Usually, this is enough for me to understand the word when I meet it in new sentences, assuming it’s used in the same sense. In cases where I failed to learn it, I just add a second flashcard with a new sentence containing that word.

For “encyclopaedic” words like species of animals or plants, kinds of food, towns, etc. it’s in fact more useful to put a translation in your language rather than a definition in the target language, assuming it is a familiar concept in your own language. (And not try to learn several similar animals, plants, … at once, otherwise I mix them up.)

I usually take the sentence from a dictionary targeted at learners (sometimes I use the sentence where I found the word, if it’s the only unfamiliar word in it). For English, I use The Cambridge Learner’s Dictionary. For German, Langenscheidt Großwörterbuch Deutsch als Fremdsprache might be a good one (what’s important is that there are example sentences).

1. Obviously there are many general techniques for memorization you can use, which mostly amount to moving the task into either sensory/visual or spatial memory. Visual and spatial memory are huge, fat larger than verbal memory.

2. With Anki specifically:

2.1 Include an example of use in a sentence (as a separate note from the bare word).

2.2 I find it is very very useful to bring words in initially only a few at a time e.g. 5 at a time. If I bring in 50 new words I find, as with your experience, I am cycling around and the cycle time exceeds my memory.

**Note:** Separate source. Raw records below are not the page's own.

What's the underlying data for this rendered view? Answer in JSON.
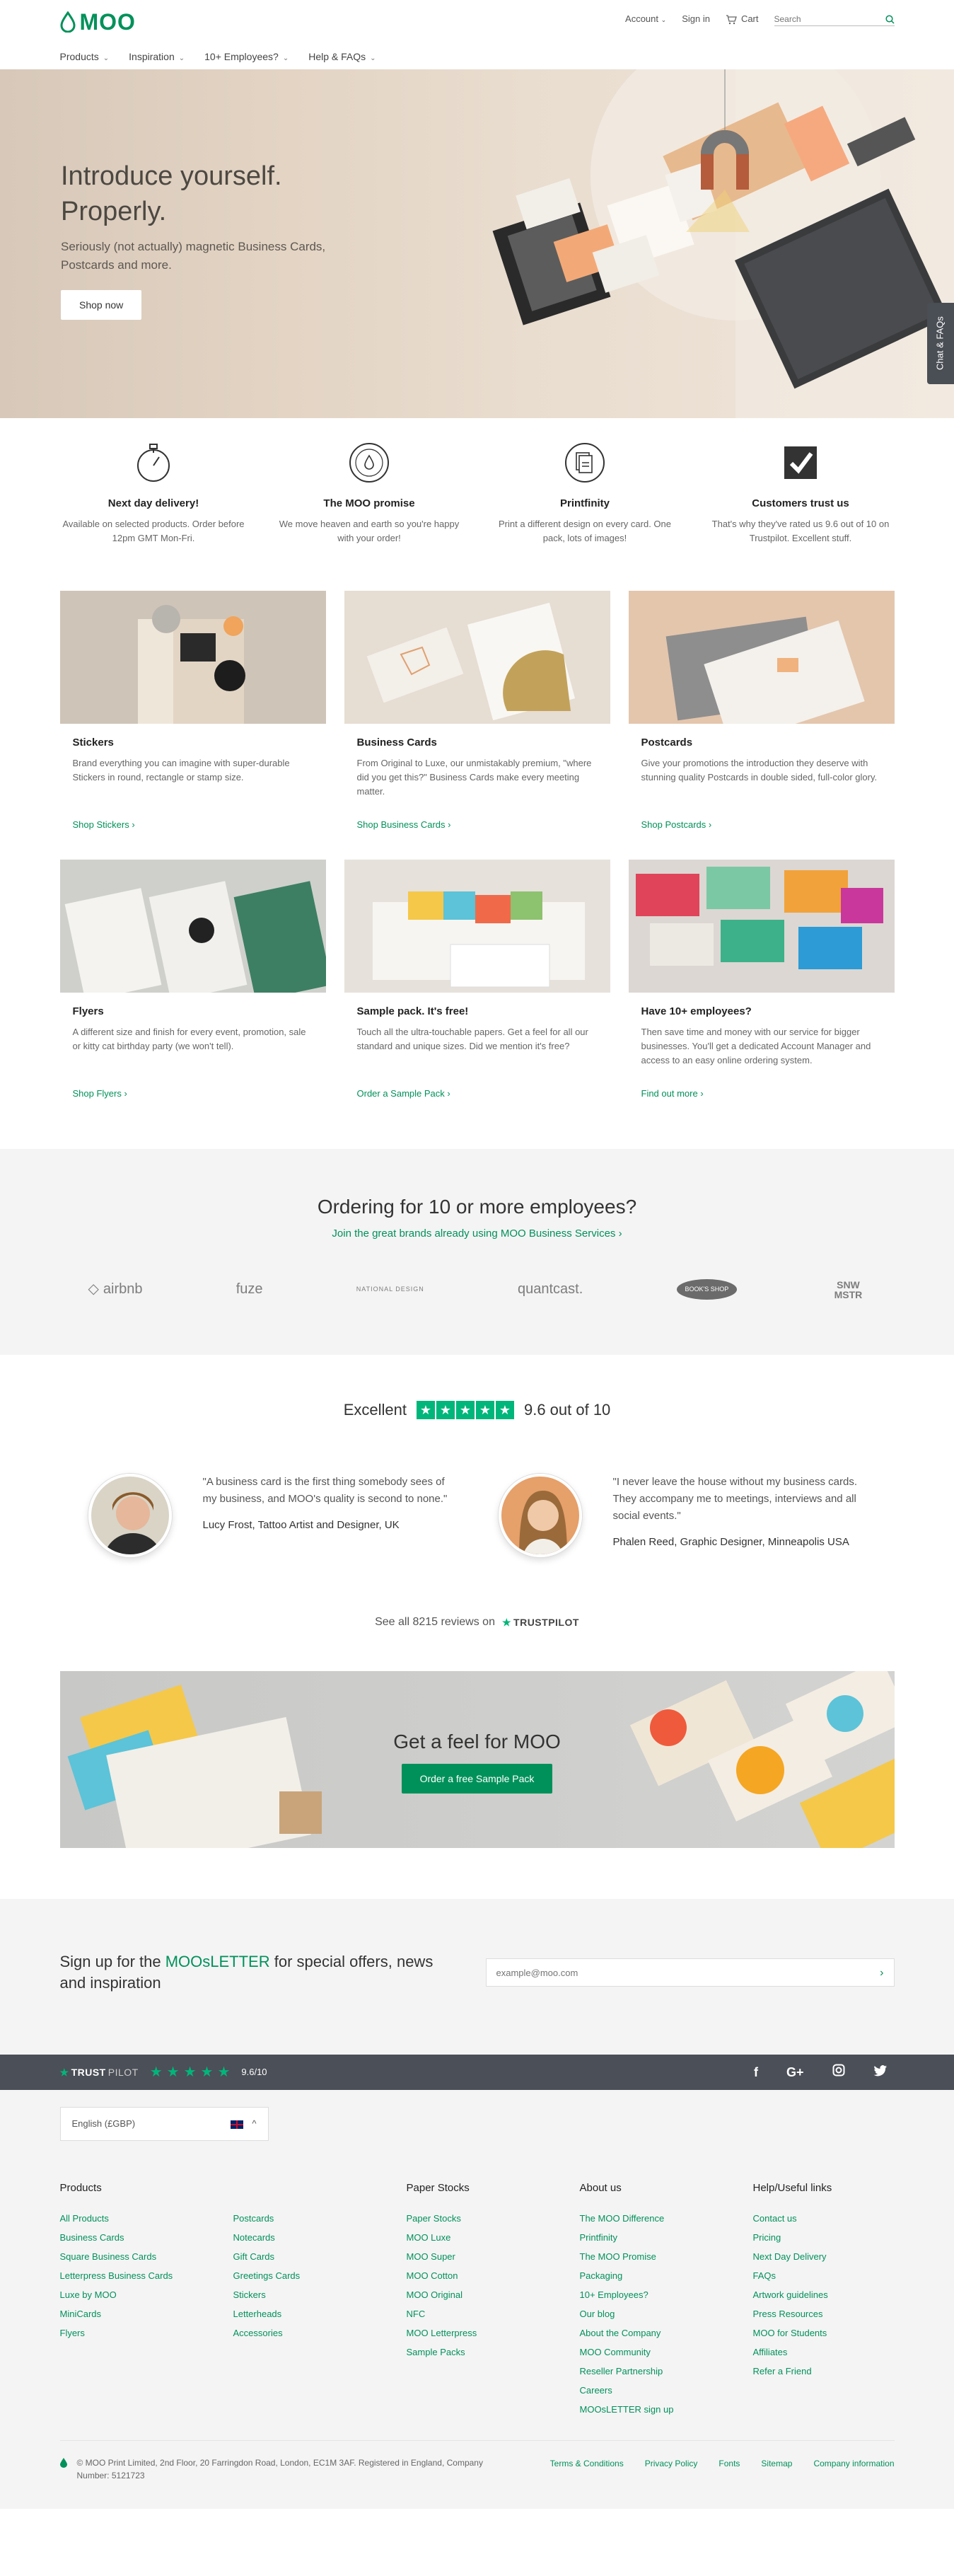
{
  "header": {
    "logo": "MOO",
    "account": "Account",
    "signin": "Sign in",
    "cart": "Cart",
    "search_placeholder": "Search"
  },
  "nav": [
    "Products",
    "Inspiration",
    "10+ Employees?",
    "Help & FAQs"
  ],
  "hero": {
    "title_line1": "Introduce yourself.",
    "title_line2": "Properly.",
    "subtitle": "Seriously (not actually) magnetic Business Cards, Postcards and more.",
    "cta": "Shop now",
    "chat_tab": "Chat & FAQs"
  },
  "features": [
    {
      "title": "Next day delivery!",
      "text": "Available on selected products. Order before 12pm GMT Mon-Fri.",
      "icon": "stopwatch-icon"
    },
    {
      "title": "The MOO promise",
      "text": "We move heaven and earth so you're happy with your order!",
      "icon": "moo-promise-seal-icon"
    },
    {
      "title": "Printfinity",
      "text": "Print a different design on every card. One pack, lots of images!",
      "icon": "printfinity-icon"
    },
    {
      "title": "Customers trust us",
      "text": "That's why they've rated us 9.6 out of 10 on Trustpilot. Excellent stuff.",
      "icon": "trust-check-icon"
    }
  ],
  "products": [
    {
      "title": "Stickers",
      "text": "Brand everything you can imagine with super-durable Stickers in round, rectangle or stamp size.",
      "link": "Shop Stickers",
      "bg": "#cfc4b8"
    },
    {
      "title": "Business Cards",
      "text": "From Original to Luxe, our unmistakably premium, \"where did you get this?\" Business Cards make every meeting matter.",
      "link": "Shop Business Cards",
      "bg": "#e6ddd3"
    },
    {
      "title": "Postcards",
      "text": "Give your promotions the introduction they deserve with stunning quality Postcards in double sided, full-color glory.",
      "link": "Shop Postcards",
      "bg": "#e4c6ad"
    },
    {
      "title": "Flyers",
      "text": "A different size and finish for every event, promotion, sale or kitty cat birthday party (we won't tell).",
      "link": "Shop Flyers",
      "bg": "#cfd0cc"
    },
    {
      "title": "Sample pack. It's free!",
      "text": "Touch all the ultra-touchable papers. Get a feel for all our standard and unique sizes. Did we mention it's free?",
      "link": "Order a Sample Pack",
      "bg": "#e6e1db"
    },
    {
      "title": "Have 10+ employees?",
      "text": "Then save time and money with our service for bigger businesses. You'll get a dedicated Account Manager and access to an easy online ordering system.",
      "link": "Find out more",
      "bg": "#dcd7d2"
    }
  ],
  "employees": {
    "title": "Ordering for 10 or more employees?",
    "subtitle": "Join the great brands already using MOO Business Services",
    "logos": [
      "airbnb",
      "fuze",
      "NATIONAL DESIGN",
      "quantcast.",
      "BOOK'S SHOP",
      "SNW MSTR"
    ]
  },
  "reviews": {
    "excellent": "Excellent",
    "score": "9.6 out of 10",
    "items": [
      {
        "quote": "\"A business card is the first thing somebody sees of my business, and MOO's quality is second to none.\"",
        "author": "Lucy Frost, Tattoo Artist and Designer, UK"
      },
      {
        "quote": "\"I never leave the house without my business cards. They accompany me to meetings, interviews and all social events.\"",
        "author": "Phalen Reed, Graphic Designer, Minneapolis USA"
      }
    ],
    "see_all": "See all 8215 reviews on",
    "trustpilot": "TRUSTPILOT"
  },
  "sample_banner": {
    "title": "Get a feel for MOO",
    "cta": "Order a free Sample Pack"
  },
  "newsletter": {
    "pre": "Sign up for the ",
    "brand": "MOOsLETTER",
    "post": " for special offers, news and inspiration",
    "placeholder": "example@moo.com"
  },
  "trustbar": {
    "brand": "TRUST",
    "brand2": "PILOT",
    "score": "9.6/10",
    "social": [
      "f",
      "G+",
      "ig",
      "tw"
    ]
  },
  "footer": {
    "language": "English (£GBP)",
    "columns": [
      {
        "title": "Products",
        "links": [
          "All Products",
          "Business Cards",
          "Square Business Cards",
          "Letterpress Business Cards",
          "Luxe by MOO",
          "MiniCards",
          "Flyers"
        ]
      },
      {
        "title": "",
        "links": [
          "Postcards",
          "Notecards",
          "Gift Cards",
          "Greetings Cards",
          "Stickers",
          "Letterheads",
          "Accessories"
        ]
      },
      {
        "title": "Paper Stocks",
        "links": [
          "Paper Stocks",
          "MOO Luxe",
          "MOO Super",
          "MOO Cotton",
          "MOO Original",
          "NFC",
          "MOO Letterpress",
          "Sample Packs"
        ]
      },
      {
        "title": "About us",
        "links": [
          "The MOO Difference",
          "Printfinity",
          "The MOO Promise",
          "Packaging",
          "10+ Employees?",
          "Our blog",
          "About the Company",
          "MOO Community",
          "Reseller Partnership",
          "Careers",
          "MOOsLETTER sign up"
        ]
      },
      {
        "title": "Help/Useful links",
        "links": [
          "Contact us",
          "Pricing",
          "Next Day Delivery",
          "FAQs",
          "Artwork guidelines",
          "Press Resources",
          "MOO for Students",
          "Affiliates",
          "Refer a Friend"
        ]
      }
    ],
    "copyright": "© MOO Print Limited, 2nd Floor, 20 Farringdon Road, London, EC1M 3AF. Registered in England, Company Number: 5121723",
    "legal_links": [
      "Terms & Conditions",
      "Privacy Policy",
      "Fonts",
      "Sitemap",
      "Company information"
    ]
  }
}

2.3 Do it every day. I found my progress more than doubled

With these techniques I learned 1500 Italian words pretty fast. (the vocab required for B1 level).

3. Reading really helps to build vocabulary. You get exposed to the most common words more frequently, in an automatic and natural way. Start with really simple material and build up.